Crude oil prices have been on a tumultuous ride for the past month, but is the worst behind us?
We first learned of the Omicron variant in South Africa on Thanksgiving Day, and when financial markets re-opened on black Friday, the oil patch was terrified. As you can see in the chart above, WTI crude oil plunged $10/barrel in one day as the world wasn’t ready for a highly transmittable variant. As we began to trade through the month of December, let’s review the technical price action and combine it with fundamental analysis to anticipate where we might go from here.
In the first week of December, we started to see a bit of a relief rally as the market was extremely oversold. Moving into the second and third week of the month, you will notice that WTI was hugging and trading around the $71.39/barrel level – this was a 50% Fibonacci retracement level from crude’s peak to trough in the selling period that took place after the discovery of Omicron. What is a Fibonacci retracement you ask? It is a mathematical relationship of ratios from low support levels and high resistance levels in order to provide retracement levels of a price movement. Basically it plots where the price can go to fill in the gaps of big moves.
Crude hung around that level until we got some clarity from the Federal Reserve (FED) decision which occurred on Wednesday December 15th. The FED decided to speed up its tapering of bond purchases and forecasts three interest rate hikes in 2022. Basically, it is going to start buying less bonds and subsequently put less liquidity in the market and then raise interest rates by 0.75% by the end of next year. Once the market digested this by December 17th and rotated portfolios around, the tech-heavy NASDAQ stock index with very high valuations started selling off. It sold off because higher interest rates make it more expensive for these companies to grow. These companies do not particularly have earnings and thus fund managers do not want to invest as much there when interest rates rise. This drawdown had a spillover into the oil market as managers were selling everything contributing to oil’s decline.

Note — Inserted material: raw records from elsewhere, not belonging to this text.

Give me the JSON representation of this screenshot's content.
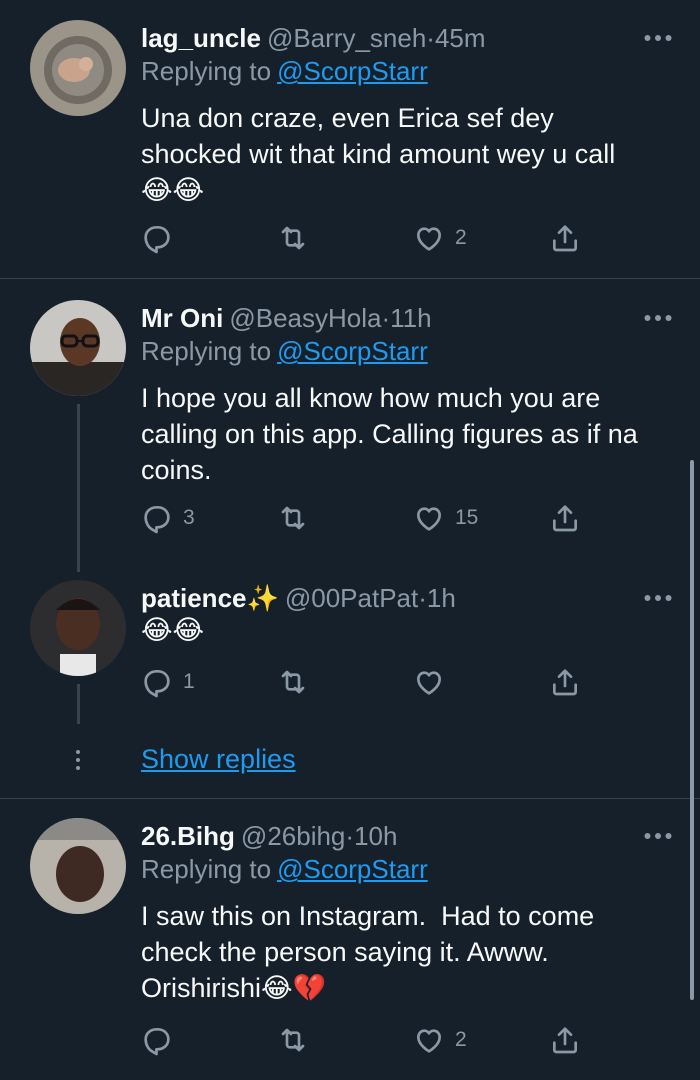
{
  "tweets": [
    {
      "name": "lag_uncle",
      "handle": "@Barry_sneh",
      "dot": "·",
      "time": "45m",
      "replying_label": "Replying to",
      "replying_to": "@ScorpStarr",
      "text": "Una don craze, even Erica sef dey\nshocked wit that kind amount wey u call\n😂😂",
      "reply_count": "",
      "retweet_count": "",
      "like_count": "2"
    },
    {
      "name": "Mr Oni",
      "handle": "@BeasyHola",
      "dot": "·",
      "time": "11h",
      "replying_label": "Replying to",
      "replying_to": "@ScorpStarr",
      "text": "I hope you all know how much you are\ncalling on this app. Calling figures as if na\ncoins.",
      "reply_count": "3",
      "retweet_count": "",
      "like_count": "15"
    },
    {
      "name": "patience✨",
      "handle": "@00PatPat",
      "dot": "·",
      "time": "1h",
      "text": "😂😂",
      "reply_count": "1",
      "retweet_count": "",
      "like_count": ""
    },
    {
      "name": "26.Bihg",
      "handle": "@26bihg",
      "dot": "·",
      "time": "10h",
      "replying_label": "Replying to",
      "replying_to": "@ScorpStarr",
      "text": "I saw this on Instagram.  Had to come\ncheck the person saying it. Awww.\nOrishirishi😂💔",
      "reply_count": "",
      "retweet_count": "",
      "like_count": "2"
    }
  ],
  "show_replies": "Show replies",
  "colors": {
    "background": "#15202b",
    "accent": "#1d9bf0",
    "muted": "#8b98a5",
    "divider": "#38444d"
  },
  "icons": [
    "more-icon",
    "reply-icon",
    "retweet-icon",
    "like-icon",
    "share-icon"
  ]
}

Now let’s transition to where we are today. The Department of Energy (DOE) reported that crude inventories, (excluding the strategic petroleum reserve release – which is baked into the market already) drew 4.7 million barrels, gasoline built 5.5 million barrels, distillate built 0.4 million barrels, and oil production declined by 100,000 barrels per day to 11.6 million barrels per day. Despite the large gasoline build (which is not surprising as we get into mid-December and many people have decided to work from home to stave off Omicron before the holidays), this is a neutral to bullish report. Speaking of Omicron, we are getting more reports that this variant is not as severe as Delta but has a higher transmission rate. Fully vaccinated people are still getting it but the symptoms are primarily mild. Dr. Hugh Cassiere, director of critical care services for Sandra Atlas Bass Heart Hospital at the North Shore University Hospital on Long Island, New York hinted that this variant appears to be more like bronchitis and not pneumonia. “Usually patients with acute bronchitis tend not to be short of breath. They tend to cough and produce sputum. Patients with pneumonia tend to be short of breath and feel more fatigued than bronchitis in general.” Therefore, the absence of being short of breath leading to lung issues which we see with the Delta variant, may have traders looking past this variant a bit now.
With all that being said, let’s go back to the chart. At writing, WTI is trading $71.80/barrel. You can see that is above the $71.39/barrel retracement line we mentioned earlier. Also, it is trading above the $71.38/barrel moving average. If we have closes today and tomorrow above those levels, it is possible that oil has seen its temporary lows for the time being, putting that $78/barrel number back into the picture as we head into 2022.